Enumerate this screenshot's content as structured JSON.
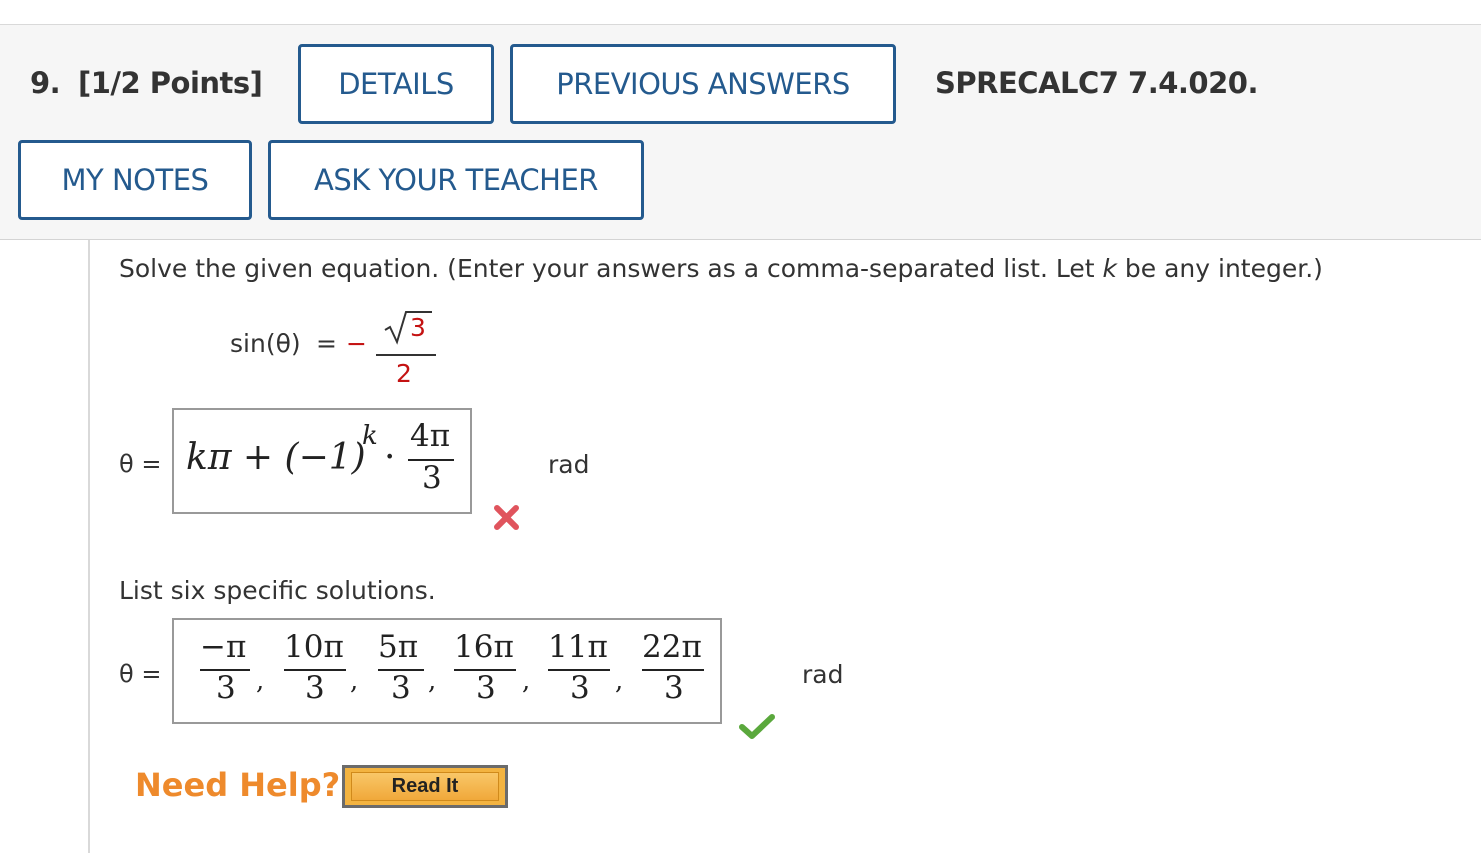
{
  "question": {
    "number": "9.",
    "points": "[1/2 Points]",
    "code": "SPRECALC7 7.4.020."
  },
  "buttons": {
    "details": "DETAILS",
    "previous_answers": "PREVIOUS ANSWERS",
    "my_notes": "MY NOTES",
    "ask_teacher": "ASK YOUR TEACHER"
  },
  "prompt": {
    "before_k": "Solve the given equation. (Enter your answers as a comma-separated list. Let ",
    "k": "k",
    "after_k": " be any integer.)"
  },
  "equation": {
    "lhs": "sin(θ)",
    "equals": "=",
    "minus": "−",
    "numerator": "3",
    "denominator": "2"
  },
  "answer1": {
    "theta_label": "θ =",
    "expression": "kπ + (−1)^k · 4π/3",
    "term1": "kπ + (−1)",
    "exponent": "k",
    "dot": "·",
    "frac_num": "4π",
    "frac_den": "3",
    "unit": "rad",
    "status": "incorrect",
    "status_color": "#e0545d"
  },
  "list_prompt": "List six specific solutions.",
  "answer2": {
    "theta_label": "θ =",
    "fractions": [
      {
        "num": "−π",
        "den": "3"
      },
      {
        "num": "10π",
        "den": "3"
      },
      {
        "num": "5π",
        "den": "3"
      },
      {
        "num": "16π",
        "den": "3"
      },
      {
        "num": "11π",
        "den": "3"
      },
      {
        "num": "22π",
        "den": "3"
      }
    ],
    "separator": ",",
    "unit": "rad",
    "status": "correct",
    "status_color": "#5aa83c"
  },
  "help": {
    "label": "Need Help?",
    "read_it": "Read It"
  },
  "colors": {
    "accent": "#245a8e",
    "help_orange": "#ee8a2c",
    "button_yellow": "#f3b340",
    "math_red": "#c41212"
  }
}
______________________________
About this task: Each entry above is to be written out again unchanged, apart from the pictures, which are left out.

Exercise result:
Enumerate this screenshot's content as structured JSON.
{
  "question": {
    "number": "9.",
    "points": "[1/2 Points]",
    "code": "SPRECALC7 7.4.020."
  },
  "buttons": {
    "details": "DETAILS",
    "previous_answers": "PREVIOUS ANSWERS",
    "my_notes": "MY NOTES",
    "ask_teacher": "ASK YOUR TEACHER"
  },
  "prompt": {
    "before_k": "Solve the given equation. (Enter your answers as a comma-separated list. Let ",
    "k": "k",
    "after_k": " be any integer.)"
  },
  "equation": {
    "lhs": "sin(θ)",
    "equals": "=",
    "minus": "−",
    "numerator": "3",
    "denominator": "2"
  },
  "answer1": {
    "theta_label": "θ =",
    "expression": "kπ + (−1)^k · 4π/3",
    "term1": "kπ + (−1)",
    "exponent": "k",
    "dot": "·",
    "frac_num": "4π",
    "frac_den": "3",
    "unit": "rad",
    "status": "incorrect",
    "status_color": "#e0545d"
  },
  "list_prompt": "List six specific solutions.",
  "answer2": {
    "theta_label": "θ =",
    "fractions": [
      {
        "num": "−π",
        "den": "3"
      },
      {
        "num": "10π",
        "den": "3"
      },
      {
        "num": "5π",
        "den": "3"
      },
      {
        "num": "16π",
        "den": "3"
      },
      {
        "num": "11π",
        "den": "3"
      },
      {
        "num": "22π",
        "den": "3"
      }
    ],
    "separator": ",",
    "unit": "rad",
    "status": "correct",
    "status_color": "#5aa83c"
  },
  "help": {
    "label": "Need Help?",
    "read_it": "Read It"
  },
  "colors": {
    "accent": "#245a8e",
    "help_orange": "#ee8a2c",
    "button_yellow": "#f3b340",
    "math_red": "#c41212"
  }
}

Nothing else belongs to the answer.